▸ **Task prompt**
A line belongs in the answer if it contains "title"; copy every such line from the entries below.

▸ **Source material**

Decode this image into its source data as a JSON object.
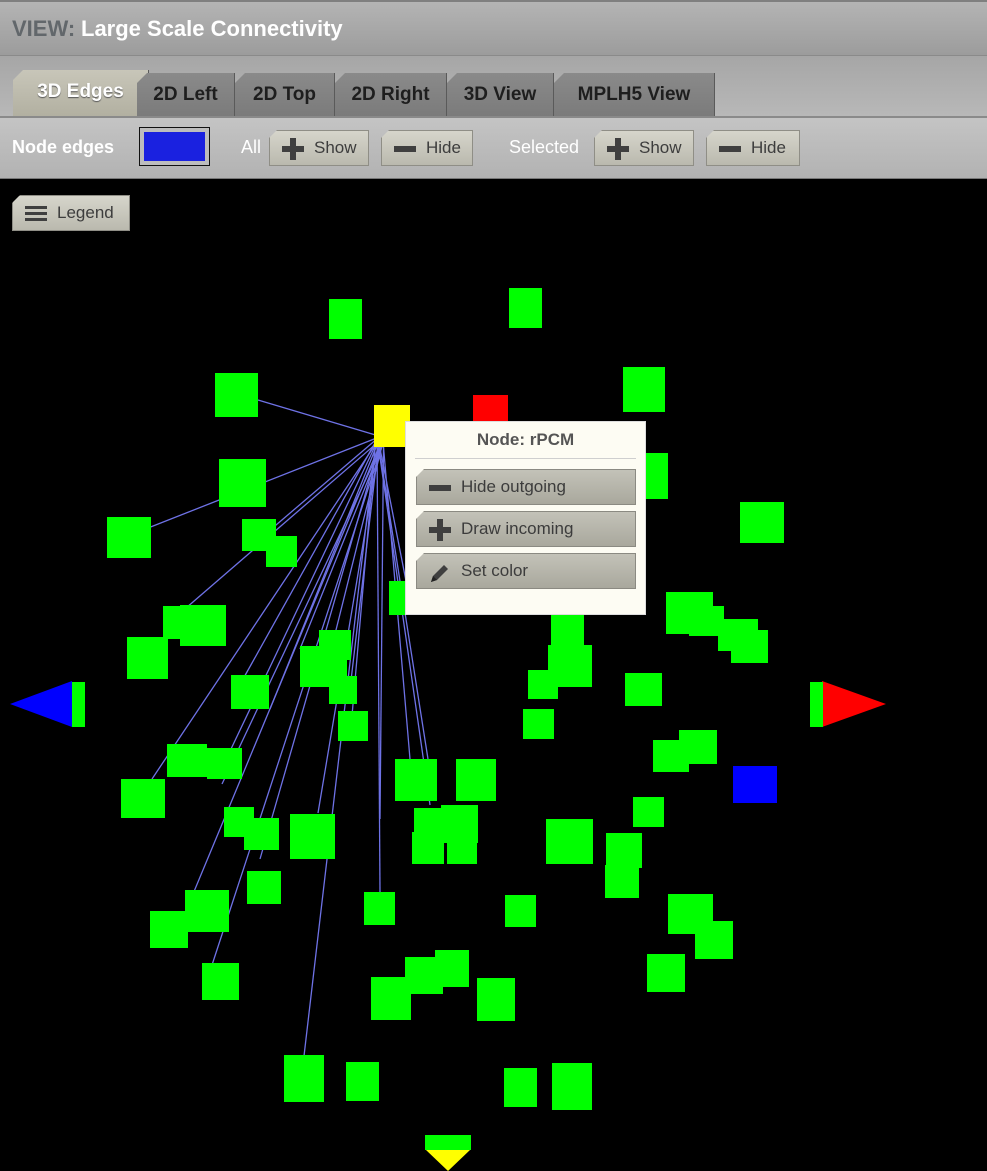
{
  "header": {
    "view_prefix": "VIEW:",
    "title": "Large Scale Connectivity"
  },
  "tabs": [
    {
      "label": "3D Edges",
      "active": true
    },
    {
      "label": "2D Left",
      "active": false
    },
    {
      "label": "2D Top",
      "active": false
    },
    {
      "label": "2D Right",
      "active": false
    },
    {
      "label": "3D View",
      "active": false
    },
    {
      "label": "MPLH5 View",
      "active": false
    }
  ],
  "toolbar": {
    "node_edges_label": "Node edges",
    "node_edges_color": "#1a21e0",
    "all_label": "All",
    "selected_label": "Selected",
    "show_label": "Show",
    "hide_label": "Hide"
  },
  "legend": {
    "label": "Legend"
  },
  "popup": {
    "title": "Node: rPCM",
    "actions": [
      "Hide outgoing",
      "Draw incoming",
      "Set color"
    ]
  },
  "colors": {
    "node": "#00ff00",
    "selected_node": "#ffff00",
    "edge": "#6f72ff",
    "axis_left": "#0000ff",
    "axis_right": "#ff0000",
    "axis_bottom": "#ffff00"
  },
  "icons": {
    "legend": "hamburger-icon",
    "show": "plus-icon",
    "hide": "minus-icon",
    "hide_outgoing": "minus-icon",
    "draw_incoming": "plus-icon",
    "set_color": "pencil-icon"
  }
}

▸ **Reply to the task**
    "title": "Large Scale Connectivity"
    "title": "Node: rPCM",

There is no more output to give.